    In my mind Errai is technology that should be shipping as part of GWT core. Too bad Google seems so focused on keeping GWT server-side agnostic. The real value in using GWT over other client-side technologies is only fully exploited when you can re-use server-side code and remove boilerplate related to copying values from your server-side RPC calls (whether that's implemented using REST/EJB/etc). Love Errai's approach to this so far. I hope Errai becomes strategic for RedHat and starts geting more marketing so it doesn't just fade away into obscurity. So far Errai seems to be very much under the radar even among people using GWT which is currently fading off the radar due to Google's push towards DART and loss of key people.

    Keep up the good work!

    Corey

    ReplyDelete
    Replies
    1. Trust me when I say we're just getting started! In the past six months, Red Hat has really invested in ramping up Errai. Expect to keep seeing more here.

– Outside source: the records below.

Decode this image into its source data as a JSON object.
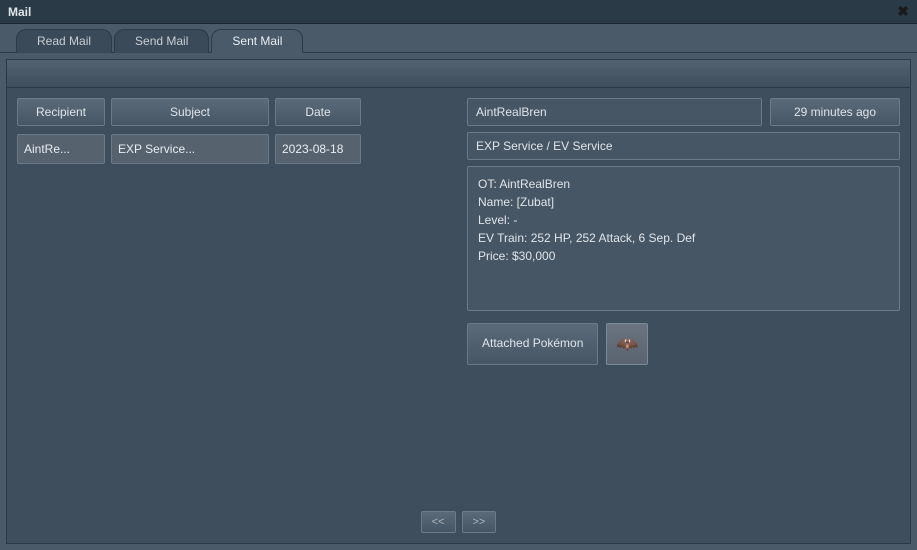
{
  "window": {
    "title": "Mail",
    "close_icon": "✖"
  },
  "tabs": [
    {
      "label": "Read Mail",
      "active": false
    },
    {
      "label": "Send Mail",
      "active": false
    },
    {
      "label": "Sent Mail",
      "active": true
    }
  ],
  "columns": {
    "recipient": "Recipient",
    "subject": "Subject",
    "date": "Date"
  },
  "mail_rows": [
    {
      "recipient": "AintRe...",
      "subject": "EXP Service...",
      "date": "2023-08-18"
    }
  ],
  "detail": {
    "from": "AintRealBren",
    "time_ago": "29 minutes  ago",
    "subject": "EXP Service / EV Service",
    "body": "OT: AintRealBren\nName: [Zubat]\nLevel: -\nEV Train: 252 HP, 252 Attack, 6 Sep. Def\nPrice: $30,000",
    "attachment_label": "Attached Pokémon",
    "attachment_sprite": "🦇"
  },
  "pagination": {
    "prev": "<<",
    "next": ">>"
  }
}
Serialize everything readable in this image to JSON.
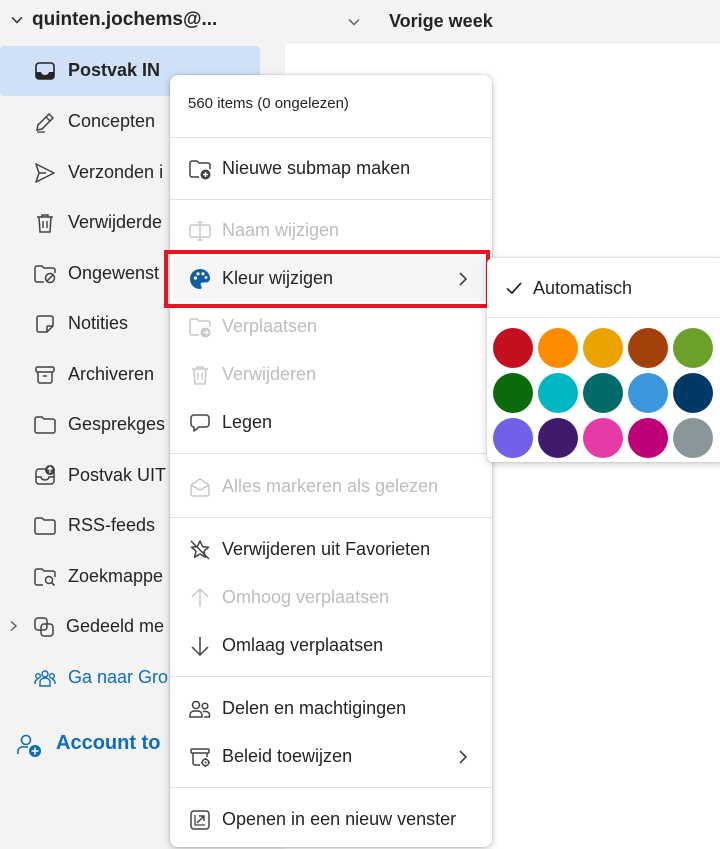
{
  "nav": {
    "account_name": "quinten.jochems@...",
    "folders": [
      {
        "label": "Postvak IN",
        "icon": "inbox-icon"
      },
      {
        "label": "Concepten",
        "icon": "pencil-icon"
      },
      {
        "label": "Verzonden i",
        "icon": "send-icon"
      },
      {
        "label": "Verwijderde",
        "icon": "trash-icon"
      },
      {
        "label": "Ongewenst",
        "icon": "junk-folder-icon"
      },
      {
        "label": "Notities",
        "icon": "note-icon"
      },
      {
        "label": "Archiveren",
        "icon": "archive-icon"
      },
      {
        "label": "Gesprekges",
        "icon": "folder-icon"
      },
      {
        "label": "Postvak UIT",
        "icon": "outbox-icon"
      },
      {
        "label": "RSS-feeds",
        "icon": "folder-icon"
      },
      {
        "label": "Zoekmappe",
        "icon": "search-folder-icon"
      },
      {
        "label": "Gedeeld me",
        "icon": "shared-icon"
      },
      {
        "label": "Ga naar Gro",
        "icon": "groups-icon"
      }
    ],
    "account_tools": "Account to"
  },
  "list": {
    "group_header": "Vorige week"
  },
  "menu": {
    "info": "560 items (0 ongelezen)",
    "items": [
      {
        "label": "Nieuwe submap maken",
        "icon": "new-folder-icon",
        "disabled": false
      },
      {
        "label": "Naam wijzigen",
        "icon": "rename-icon",
        "disabled": true
      },
      {
        "label": "Kleur wijzigen",
        "icon": "palette-icon",
        "disabled": false
      },
      {
        "label": "Verplaatsen",
        "icon": "move-folder-icon",
        "disabled": true
      },
      {
        "label": "Verwijderen",
        "icon": "trash-icon",
        "disabled": true
      },
      {
        "label": "Legen",
        "icon": "empty-icon",
        "disabled": false
      },
      {
        "label": "Alles markeren als gelezen",
        "icon": "mark-read-icon",
        "disabled": true
      },
      {
        "label": "Verwijderen uit Favorieten",
        "icon": "star-off-icon",
        "disabled": false
      },
      {
        "label": "Omhoog verplaatsen",
        "icon": "arrow-up-icon",
        "disabled": true
      },
      {
        "label": "Omlaag verplaatsen",
        "icon": "arrow-down-icon",
        "disabled": false
      },
      {
        "label": "Delen en machtigingen",
        "icon": "people-icon",
        "disabled": false
      },
      {
        "label": "Beleid toewijzen",
        "icon": "policy-icon",
        "disabled": false
      },
      {
        "label": "Openen in een nieuw venster",
        "icon": "open-window-icon",
        "disabled": false
      }
    ]
  },
  "color_submenu": {
    "auto_label": "Automatisch",
    "swatches": [
      "#c50f1f",
      "#ff8c00",
      "#eaa300",
      "#a4400a",
      "#6ba02a",
      "#0b6a0b",
      "#00b7c3",
      "#006b6b",
      "#3a96dd",
      "#003966",
      "#7160e8",
      "#401b6c",
      "#e43ba6",
      "#bf0077",
      "#8a9699"
    ]
  },
  "colors": {
    "accent": "#0f6cbd",
    "selected_bg": "#cfe0f7",
    "highlight_border": "#e8141e"
  }
}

      Delete
  3. I'm kinda confused by this, doesn't RestEASY got that all figured out? I mean, you can used JAXB annotated POJOs and it does't the JSON part for you, no need to reimplement it from scratch

    ReplyDelete
  4. Hi Solerman,

    RESTEasy does have this figured out. You could use RESTEasy with Errai Marshalling rather than JAXB even if you're not using Errai on the client side.

    In fact, the Errai's JAX-RS module does use RESTEasy on the server side. Errai JAX-RS simply provides a typesafe client-side interface to your RESTEasy resources. In this setup, RESTEasy uses Errai Marshalling rather than JAXB.

    As I said in my posting, we will probably implement JAXB sooner or later. We chose to create Errai Marshalling first for three main reasons: first, JAXB is much more complicated, spending a lot of its complexity to solve a problem we don't have; second, JAXB doesn't support marshalling immutable objects; third, JAXB is primarily intended for XML (yes, you can translate the XML to JSON with something like Jettison–but with Errai Marshalling you don't have to.)

    ReplyDelete
    Replies
    1. Sorry, my first sentence in that reply should have been: "RESTEasy does have this figured out, but if you use JAXB then you have to live with the limitations of JAXB."

      Delete
  5. UPDATE: Mike Pettypiece just mentioned to me that the article as originally published was using @MapsTo("x") for all three axes. I've updated the code examples so they're not wrong. :-)

    Thanks, Mike!

    ReplyDelete